I really enjoy my gardens and trees and hens. I’m busy during the mornings outside in the sun and fresh air. I hear the birds and neighborhood dogs, the train just outside of town. I talk to my girls (hens) and feel excited when one of my garden beds springs up green overnight. My children like looking for eggs and watering the lettuce. They are learning about the environment, Mother Nature, and how to grow fresh food. As they learn to grow the food, make the food, so they enjoy eating it more and more. They do not eat nor will they ever eat like the typical American.
Arjan is 5 years and he watched some gardening video’s on YouTube with the Vegan Athlete yesterday. He really enjoyed them and watched a good hour or more with me on how to make a rich soil and what to plant in the fall. He is into it. Sammy is 3 years asked me today if his poop was good for my garden. We had a talk about only certain poops being good for the soil. Chicken and horse are great. Boy and dog not so much. I like that they are thinking about this stuff.
We spend our lives mostly at home. Yes, we do go to Nevada City up the way and roam the forest. Yes, we do spend time with friends and family, we just had an aunt visit for two days. We go to visit the boy’s godparents, they are cherished souls and so we make time for them. Other than that we don’t drive much. We have a whole world in our little cottage and little backyard farm and it keeps our lives full and busy. We know our neighbors, at least most of the street and we chat with them over the fence and have them for dinner sometimes.
We live in a way that was gone 70 years ago but it’s coming back in full force. The more I read and explore, the more I see that there is a huge movement toward getting back to a simpler, slower way of life, reconnecting with nature through organic farming or permaculture. There are Transition Towns and urban farmers popping up like crazy all over the place. Even bartering and trade is coming back and skills that our great grandparents had are being relearned again.

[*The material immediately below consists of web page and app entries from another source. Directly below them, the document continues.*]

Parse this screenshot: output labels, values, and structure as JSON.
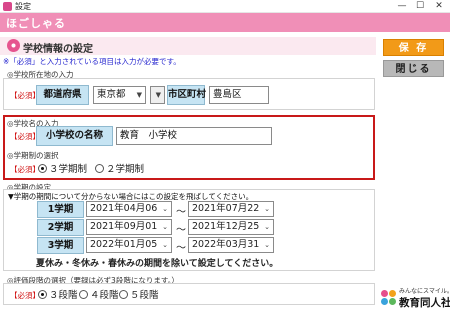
{
  "window": {
    "title": "設定",
    "minimize": "—",
    "maximize": "☐",
    "close": "✕"
  },
  "banner": {
    "logo_text": "ほごしゃる"
  },
  "section": {
    "title": "学校情報の設定",
    "note": "※「必須」と入力されている項目は入力が必要です。"
  },
  "buttons": {
    "save": "保 存",
    "close": "閉じる"
  },
  "school_location": {
    "group_label": "◎学校所在地の入力",
    "required": "【必須】",
    "pref_label": "都道府県",
    "pref_value": "東京都",
    "city_label": "市区町村",
    "city_value": "豊島区"
  },
  "school_name": {
    "group_label": "◎学校名の入力",
    "required": "【必須】",
    "label": "小学校の名称",
    "value": "教育　小学校"
  },
  "term_system": {
    "group_label": "◎学期制の選択",
    "required": "【必須】",
    "options": [
      "３学期制",
      "２学期制"
    ],
    "selected": "３学期制"
  },
  "term_periods": {
    "group_label": "◎学期の設定",
    "instruction": "▼学期の期間について分からない場合にはこの設定を飛ばしてください。",
    "terms": [
      {
        "label": "1学期",
        "start": "2021年04月06",
        "end": "2021年07月22"
      },
      {
        "label": "2学期",
        "start": "2021年09月01",
        "end": "2021年12月25"
      },
      {
        "label": "3学期",
        "start": "2022年01月05",
        "end": "2022年03月31"
      }
    ],
    "tilde": "～",
    "holiday_note": "夏休み・冬休み・春休みの期間を除いて設定してください。"
  },
  "evaluation": {
    "group_label": "◎評価段階の選択（要録は必ず3段階になります。）",
    "required": "【必須】",
    "options": [
      "３段階",
      "４段階",
      "５段階"
    ],
    "selected": "３段階"
  },
  "brand": {
    "tagline": "みんなにスマイル。",
    "name": "教育同人社"
  },
  "colors": {
    "banner": "#f08fb7",
    "required": "#d01010",
    "label_bg": "#c6e4f3",
    "highlight": "#c81919",
    "save": "#f29a18"
  }
}
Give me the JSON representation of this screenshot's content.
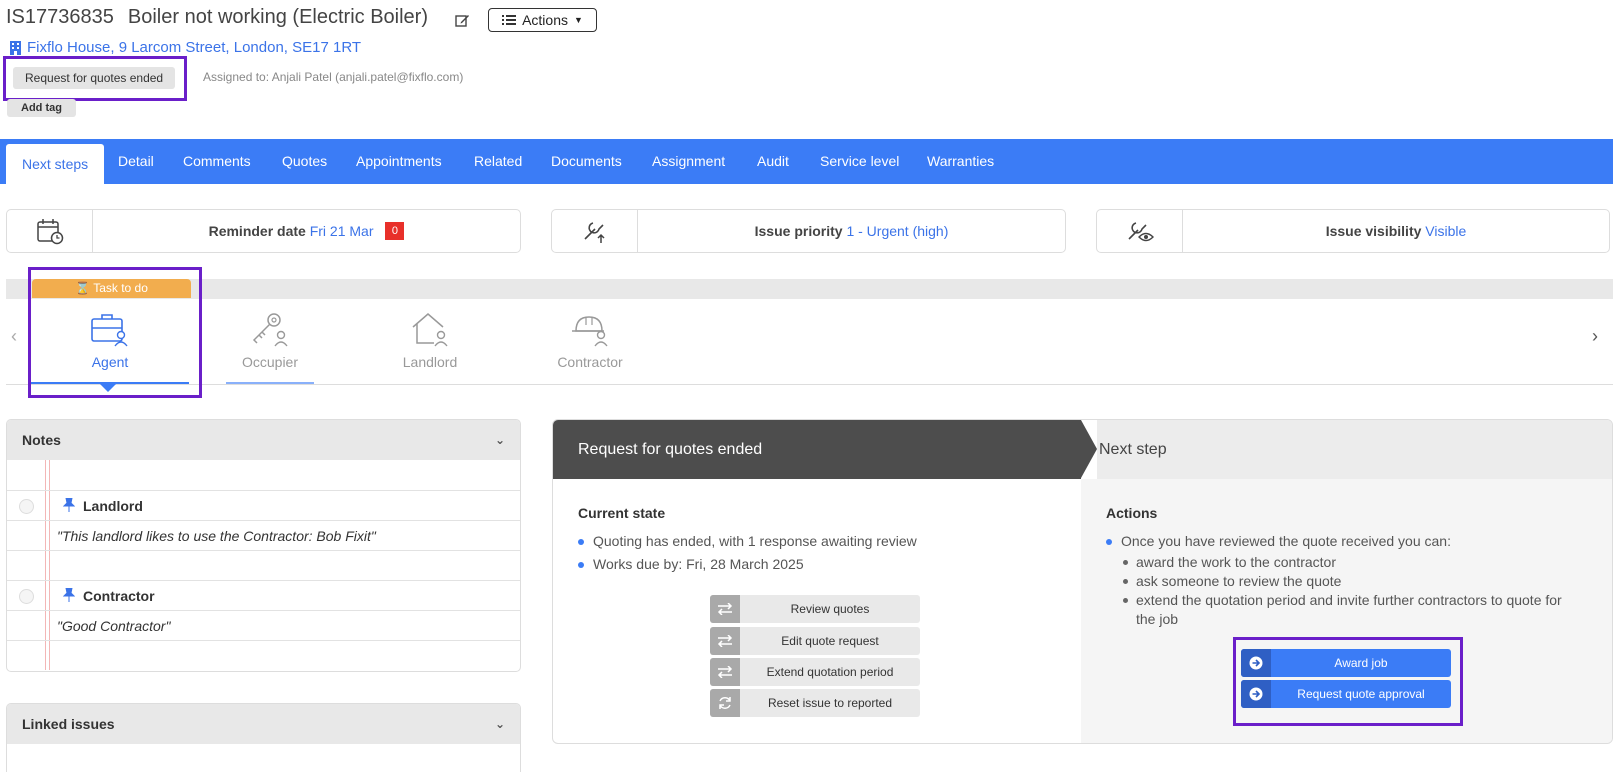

We are only beginning this adventure and I have to remind myself to not rush, not be disappointed when things aren’t working fabulously. Sometimes I plant a bed and all my greens come up only to disappear in the heat. My hens started out giving 4 and 5 eggs and now we get 2 a day. We have had to replace a few trees and I don’t think we planted everything correctly. I’ve tried to put garden beds on our paved part of the yard and it was too hot and unsuccessful. We have had our cat turn a bed into a cat box and had to build fences. I thought my hens were young and it turns out they are close to retirement in chicken years. I had raw tortillas for a dinner and bread go flat. I’ve ruined two batches of homemade yogurt even though I was already a pro at it before and used to make the best yogurt but now I’ve lost my touch. Broccoli isn’t coming up but spinach is doing great. My chickens are now running wild and still not producing much but they keep the boys busy and fertilize my land, eat bugs, and til the soil around my strawberries. I have a success and two failures.
I just keep reading and researching. I’ve joined garden groups online, self-sustaining groups, chicken groups. I ask questions daily. I keep building and planting and moving forward. Once I master a section of my self-trained farming, I move on to the next project. We just started all this a couple months ago and I feel like it’s been years.
It keeps me busy and, although we may not be able to feed our family off our land this year, soon we will enjoy many homegrown gifts. The biggest benefits are a more wholesome lifestyle, a bit of self-sufficiency, and creating an ecosystem in our yard that supports nature, birds, bees, and humans. What a way to serve God.